### DATASET

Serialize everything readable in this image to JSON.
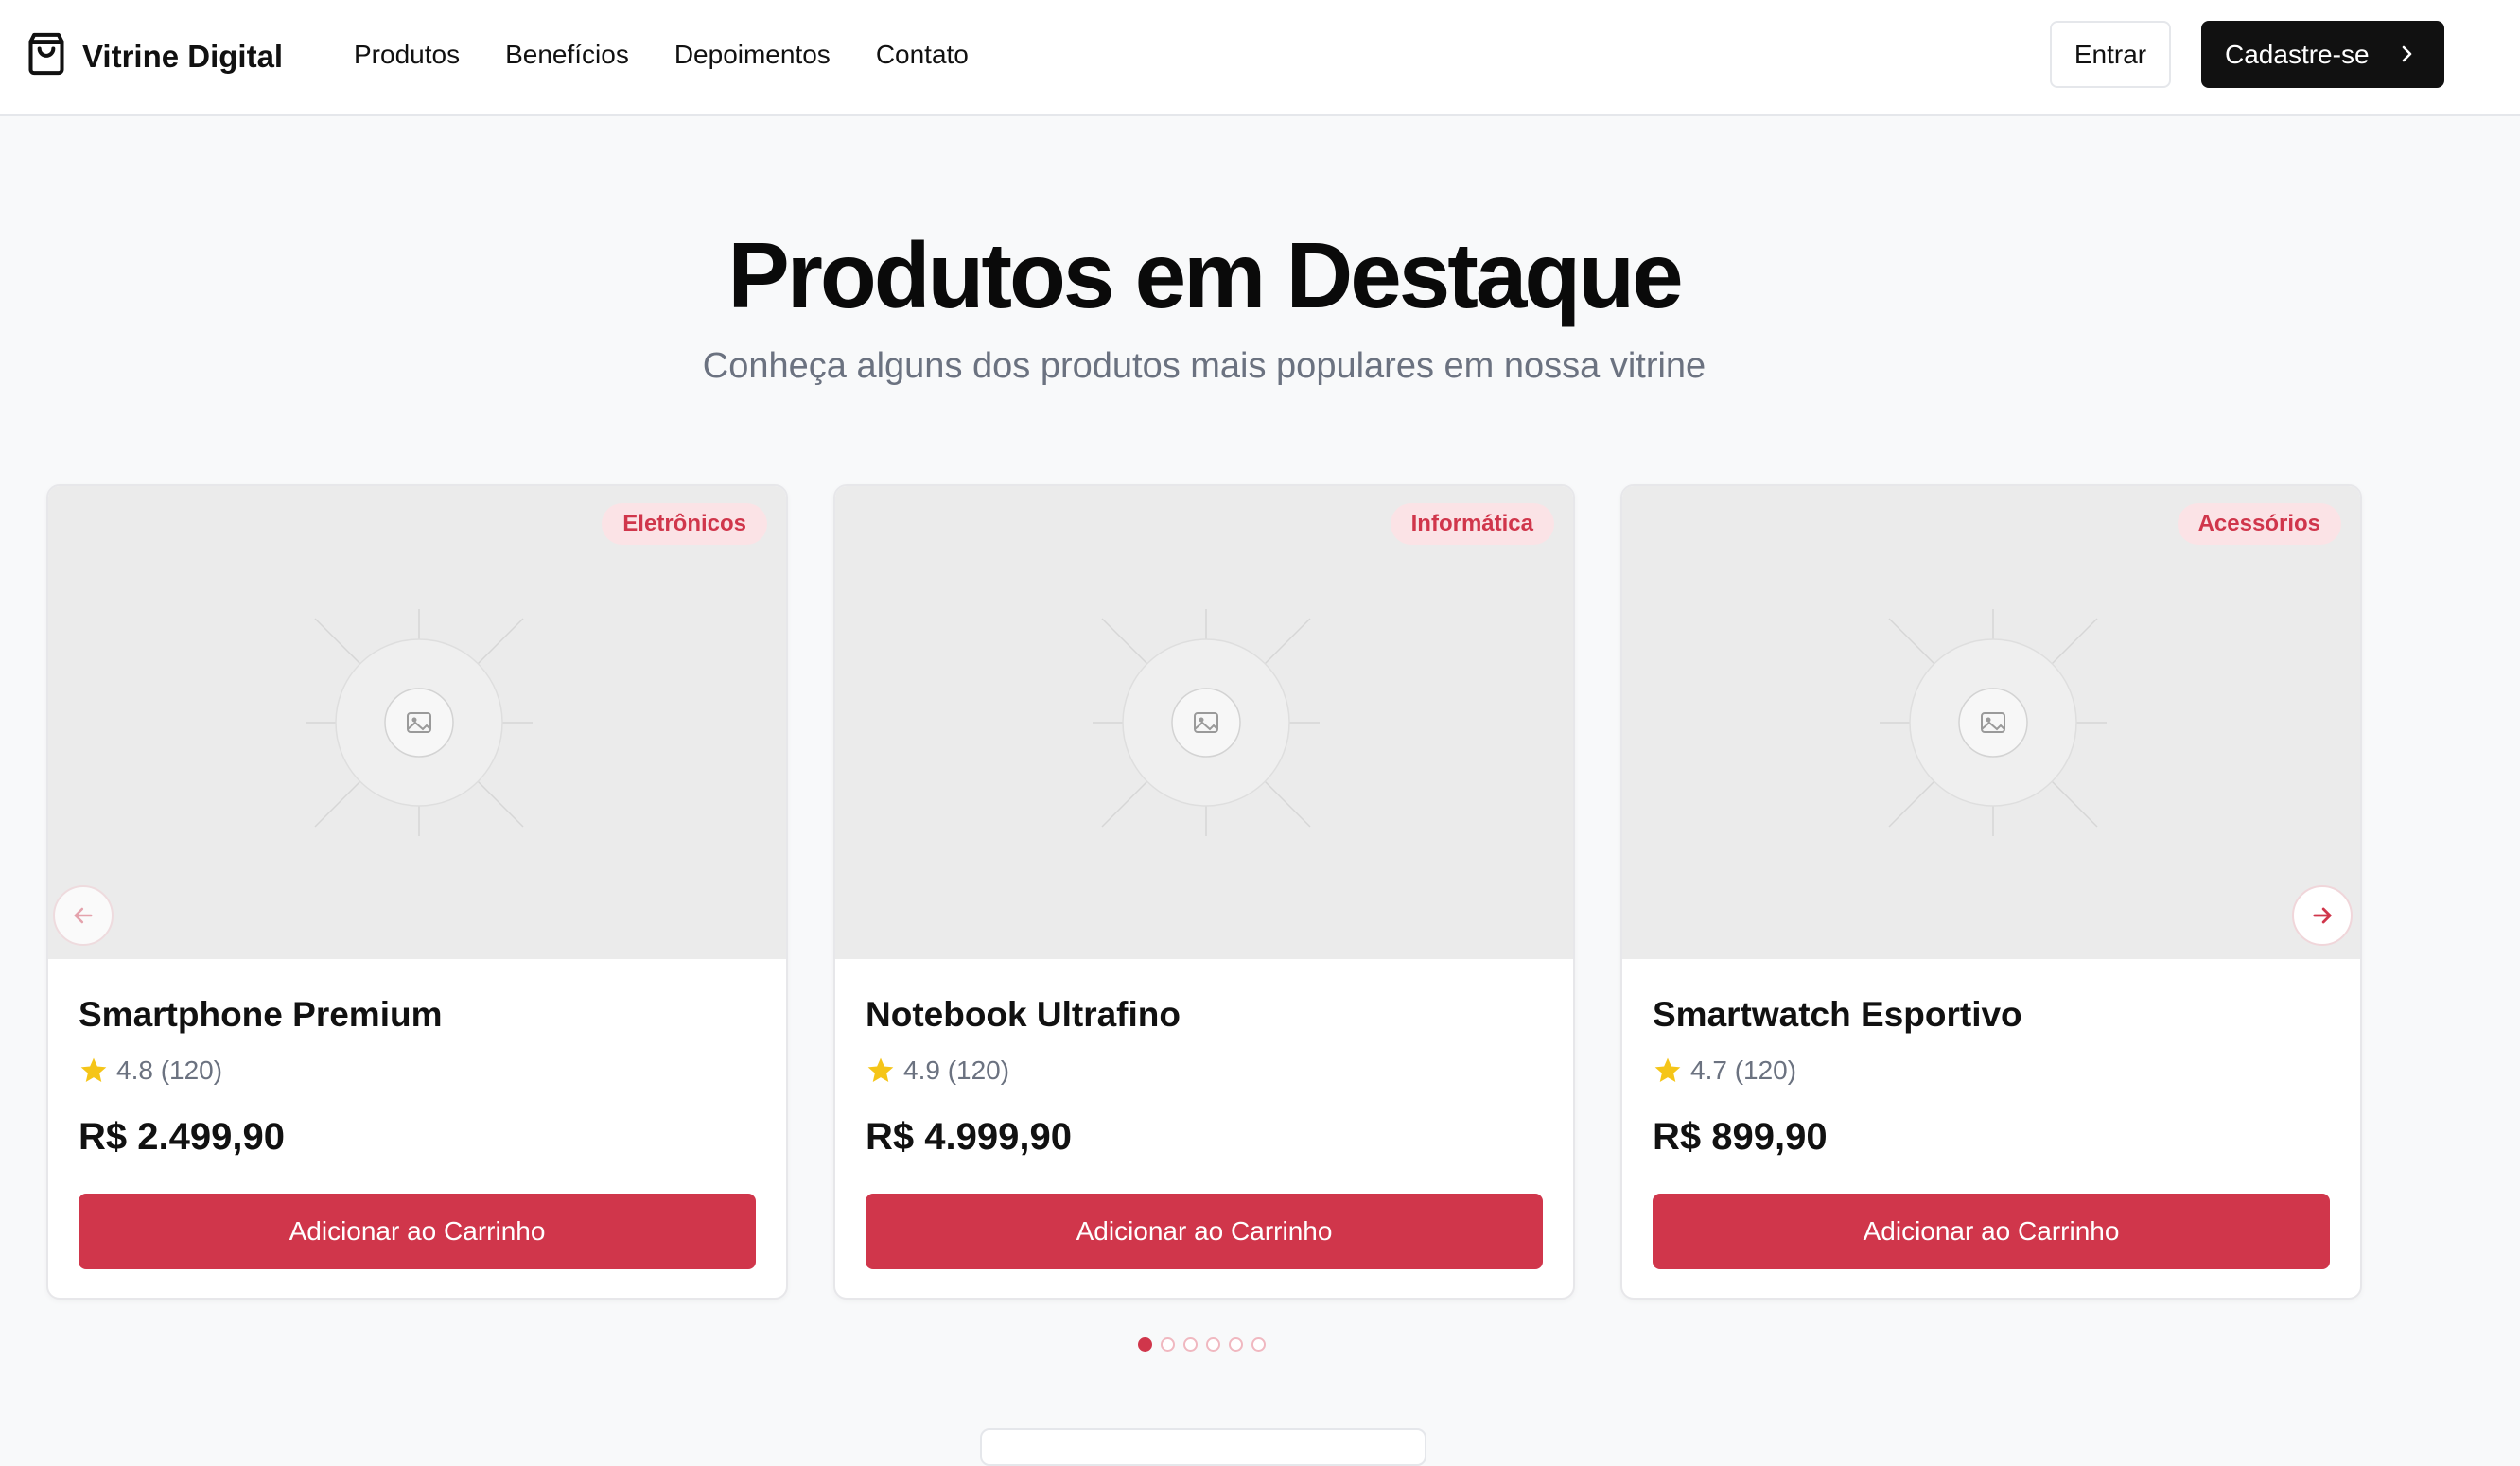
{
  "brand": {
    "name": "Vitrine Digital",
    "icon": "shopping-bag-icon"
  },
  "nav": [
    {
      "label": "Produtos"
    },
    {
      "label": "Benefícios"
    },
    {
      "label": "Depoimentos"
    },
    {
      "label": "Contato"
    }
  ],
  "auth": {
    "login_label": "Entrar",
    "signup_label": "Cadastre-se"
  },
  "hero": {
    "title": "Produtos em Destaque",
    "subtitle": "Conheça alguns dos produtos mais populares em nossa vitrine"
  },
  "products": [
    {
      "category": "Eletrônicos",
      "name": "Smartphone Premium",
      "rating": "4.8 (120)",
      "price": "R$ 2.499,90",
      "cta": "Adicionar ao Carrinho"
    },
    {
      "category": "Informática",
      "name": "Notebook Ultrafino",
      "rating": "4.9 (120)",
      "price": "R$ 4.999,90",
      "cta": "Adicionar ao Carrinho"
    },
    {
      "category": "Acessórios",
      "name": "Smartwatch Esportivo",
      "rating": "4.7 (120)",
      "price": "R$ 899,90",
      "cta": "Adicionar ao Carrinho"
    }
  ],
  "carousel": {
    "total_pages": 6,
    "active_page": 1
  },
  "colors": {
    "accent": "#d0364b",
    "badge_bg": "#fbe3e6",
    "star": "#f5c518",
    "dark": "#111111"
  }
}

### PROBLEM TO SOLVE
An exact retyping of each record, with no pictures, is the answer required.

### REPLY
Serialize everything readable in this image to JSON.
{
  "brand": {
    "name": "Vitrine Digital",
    "icon": "shopping-bag-icon"
  },
  "nav": [
    {
      "label": "Produtos"
    },
    {
      "label": "Benefícios"
    },
    {
      "label": "Depoimentos"
    },
    {
      "label": "Contato"
    }
  ],
  "auth": {
    "login_label": "Entrar",
    "signup_label": "Cadastre-se"
  },
  "hero": {
    "title": "Produtos em Destaque",
    "subtitle": "Conheça alguns dos produtos mais populares em nossa vitrine"
  },
  "products": [
    {
      "category": "Eletrônicos",
      "name": "Smartphone Premium",
      "rating": "4.8 (120)",
      "price": "R$ 2.499,90",
      "cta": "Adicionar ao Carrinho"
    },
    {
      "category": "Informática",
      "name": "Notebook Ultrafino",
      "rating": "4.9 (120)",
      "price": "R$ 4.999,90",
      "cta": "Adicionar ao Carrinho"
    },
    {
      "category": "Acessórios",
      "name": "Smartwatch Esportivo",
      "rating": "4.7 (120)",
      "price": "R$ 899,90",
      "cta": "Adicionar ao Carrinho"
    }
  ],
  "carousel": {
    "total_pages": 6,
    "active_page": 1
  },
  "colors": {
    "accent": "#d0364b",
    "badge_bg": "#fbe3e6",
    "star": "#f5c518",
    "dark": "#111111"
  }
}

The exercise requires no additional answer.